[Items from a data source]
- - - - -

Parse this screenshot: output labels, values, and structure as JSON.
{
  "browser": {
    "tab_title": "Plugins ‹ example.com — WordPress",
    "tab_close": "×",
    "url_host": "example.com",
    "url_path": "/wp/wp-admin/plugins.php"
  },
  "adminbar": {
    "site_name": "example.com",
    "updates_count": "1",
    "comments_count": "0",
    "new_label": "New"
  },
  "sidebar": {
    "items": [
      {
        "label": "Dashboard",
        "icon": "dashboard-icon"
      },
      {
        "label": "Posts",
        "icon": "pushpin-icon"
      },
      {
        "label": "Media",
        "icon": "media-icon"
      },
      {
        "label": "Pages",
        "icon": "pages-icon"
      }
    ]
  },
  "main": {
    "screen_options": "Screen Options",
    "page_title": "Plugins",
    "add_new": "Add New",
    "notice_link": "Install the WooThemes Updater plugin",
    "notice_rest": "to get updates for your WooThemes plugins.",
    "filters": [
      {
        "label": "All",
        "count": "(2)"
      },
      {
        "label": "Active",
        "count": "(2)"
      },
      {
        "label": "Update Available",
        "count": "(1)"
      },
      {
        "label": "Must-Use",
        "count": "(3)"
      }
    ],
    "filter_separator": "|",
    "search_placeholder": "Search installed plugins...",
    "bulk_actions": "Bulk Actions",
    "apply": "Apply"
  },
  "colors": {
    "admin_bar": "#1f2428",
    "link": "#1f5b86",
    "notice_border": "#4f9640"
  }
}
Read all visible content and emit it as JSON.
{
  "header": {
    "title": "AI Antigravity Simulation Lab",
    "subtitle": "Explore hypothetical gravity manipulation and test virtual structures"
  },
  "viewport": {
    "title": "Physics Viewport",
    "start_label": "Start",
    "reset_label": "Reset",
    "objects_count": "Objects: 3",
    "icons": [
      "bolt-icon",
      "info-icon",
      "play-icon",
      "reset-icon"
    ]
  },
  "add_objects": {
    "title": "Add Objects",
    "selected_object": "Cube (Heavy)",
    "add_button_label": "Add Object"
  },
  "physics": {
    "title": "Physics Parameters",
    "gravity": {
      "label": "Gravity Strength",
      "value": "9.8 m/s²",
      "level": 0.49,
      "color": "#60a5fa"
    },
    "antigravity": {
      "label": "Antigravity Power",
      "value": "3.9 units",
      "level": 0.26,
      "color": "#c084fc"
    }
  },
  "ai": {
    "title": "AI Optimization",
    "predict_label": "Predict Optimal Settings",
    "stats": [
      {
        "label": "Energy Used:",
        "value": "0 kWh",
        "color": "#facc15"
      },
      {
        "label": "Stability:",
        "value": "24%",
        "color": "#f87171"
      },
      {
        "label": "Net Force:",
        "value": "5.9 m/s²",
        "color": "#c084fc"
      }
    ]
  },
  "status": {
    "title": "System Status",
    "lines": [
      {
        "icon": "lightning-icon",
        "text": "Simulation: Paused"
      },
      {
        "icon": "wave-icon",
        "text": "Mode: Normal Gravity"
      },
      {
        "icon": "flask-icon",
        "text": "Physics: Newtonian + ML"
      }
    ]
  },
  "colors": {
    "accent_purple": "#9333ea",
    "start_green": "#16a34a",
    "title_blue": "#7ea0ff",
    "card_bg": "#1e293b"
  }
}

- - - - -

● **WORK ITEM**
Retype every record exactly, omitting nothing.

● **EXERCISE RESULT**
Parse this screenshot: output labels, values, and structure as JSON.
{
  "browser": {
    "tab_title": "Plugins ‹ example.com — WordPress",
    "tab_close": "×",
    "url_host": "example.com",
    "url_path": "/wp/wp-admin/plugins.php"
  },
  "adminbar": {
    "site_name": "example.com",
    "updates_count": "1",
    "comments_count": "0",
    "new_label": "New"
  },
  "sidebar": {
    "items": [
      {
        "label": "Dashboard",
        "icon": "dashboard-icon"
      },
      {
        "label": "Posts",
        "icon": "pushpin-icon"
      },
      {
        "label": "Media",
        "icon": "media-icon"
      },
      {
        "label": "Pages",
        "icon": "pages-icon"
      }
    ]
  },
  "main": {
    "screen_options": "Screen Options",
    "page_title": "Plugins",
    "add_new": "Add New",
    "notice_link": "Install the WooThemes Updater plugin",
    "notice_rest": "to get updates for your WooThemes plugins.",
    "filters": [
      {
        "label": "All",
        "count": "(2)"
      },
      {
        "label": "Active",
        "count": "(2)"
      },
      {
        "label": "Update Available",
        "count": "(1)"
      },
      {
        "label": "Must-Use",
        "count": "(3)"
      }
    ],
    "filter_separator": "|",
    "search_placeholder": "Search installed plugins...",
    "bulk_actions": "Bulk Actions",
    "apply": "Apply"
  },
  "colors": {
    "admin_bar": "#1f2428",
    "link": "#1f5b86",
    "notice_border": "#4f9640"
  }
}
Read all visible content and emit it as JSON.
{
  "header": {
    "title": "AI Antigravity Simulation Lab",
    "subtitle": "Explore hypothetical gravity manipulation and test virtual structures"
  },
  "viewport": {
    "title": "Physics Viewport",
    "start_label": "Start",
    "reset_label": "Reset",
    "objects_count": "Objects: 3",
    "icons": [
      "bolt-icon",
      "info-icon",
      "play-icon",
      "reset-icon"
    ]
  },
  "add_objects": {
    "title": "Add Objects",
    "selected_object": "Cube (Heavy)",
    "add_button_label": "Add Object"
  },
  "physics": {
    "title": "Physics Parameters",
    "gravity": {
      "label": "Gravity Strength",
      "value": "9.8 m/s²",
      "level": 0.49,
      "color": "#60a5fa"
    },
    "antigravity": {
      "label": "Antigravity Power",
      "value": "3.9 units",
      "level": 0.26,
      "color": "#c084fc"
    }
  },
  "ai": {
    "title": "AI Optimization",
    "predict_label": "Predict Optimal Settings",
    "stats": [
      {
        "label": "Energy Used:",
        "value": "0 kWh",
        "color": "#facc15"
      },
      {
        "label": "Stability:",
        "value": "24%",
        "color": "#f87171"
      },
      {
        "label": "Net Force:",
        "value": "5.9 m/s²",
        "color": "#c084fc"
      }
    ]
  },
  "status": {
    "title": "System Status",
    "lines": [
      {
        "icon": "lightning-icon",
        "text": "Simulation: Paused"
      },
      {
        "icon": "wave-icon",
        "text": "Mode: Normal Gravity"
      },
      {
        "icon": "flask-icon",
        "text": "Physics: Newtonian + ML"
      }
    ]
  },
  "colors": {
    "accent_purple": "#9333ea",
    "start_green": "#16a34a",
    "title_blue": "#7ea0ff",
    "card_bg": "#1e293b"
  }
}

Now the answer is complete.